And yet, oddly, if it has now become unfashionable for psychoanalysts to deal with death, the dying, and the melancholy that issues from loss, our popular culture is uncannily saturated with it. The repressed has returned. The work of mourning always requires other people. There was the mass sorrow that followed the death of Diana, Princess of Wales. There is the popularity of zombie movies and those featuring ghouls, vampires and numerous varieties of the "undead". And, in literature, we have seen the recent proliferation of "mum and dad" books such as Blake Morrison's superb And When Did You Last See Your Father?. These are attempts to mourn a parent, as well as to ask questions about the nature of catharsis itself and the place of death in contemporary life.

When it comes to the talking therapies, the alternative to antidepressants has become cog nitive behavioural therapy (CBT), which Leader considers to be a form of brainwashing or vacuous positive thinking. Unfortunately CBT, now becoming more widely available on the National Health Service, is considered quick and reasonably cheap. Apart from its conceptual inadequacy, its drawback is that it doesn't work. For Leader, "CBT has no place for the realities of sexuality or violence that lie at the heart of human life."

What then can we do?

Freud never suggested that everyone should have Freudian therapy, though there do exist forms of speaking and listening - of therapeutic conversation - which can be liberating for some people, as they hear the desire of their own unconscious in free association. Freud said there was therapy already for the masses, and it was called culture. Darian Leader observes how, fascinatingly, going to a bookshop to look for non-fictional accounts of mourning and finding none, he realised there was nothing but accounts of mourning in the fiction and poetry sections. The experience of loss and renewal has been central to literature.

An engrossing and wise book, The New Black is not only an illuminating read. It convinces us that this level of intelligence and ideas is essential today, otherwise the general public is left with only the feeblest guides to life, self-help books, "cheer-up" manuals and the fatuous notion that our conflicts are caused by something we can only describe as brain chemistry.

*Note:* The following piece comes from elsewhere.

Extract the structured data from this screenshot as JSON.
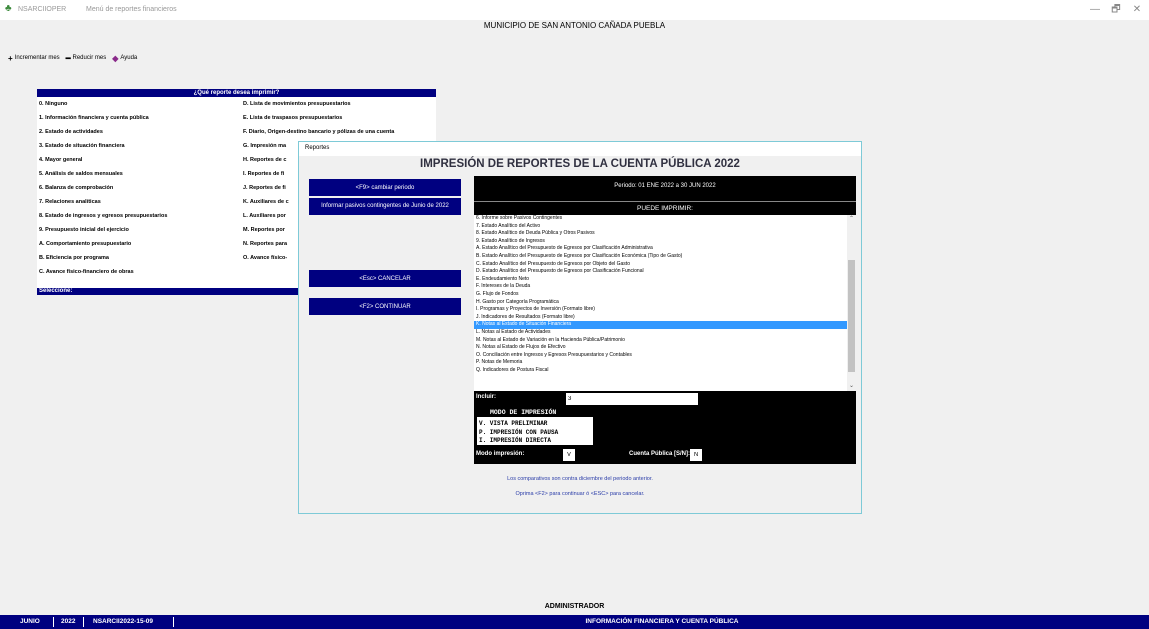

Hanif Kureishi's new novel, "Something To Tell You", will be published on 6 March by Faber & Faber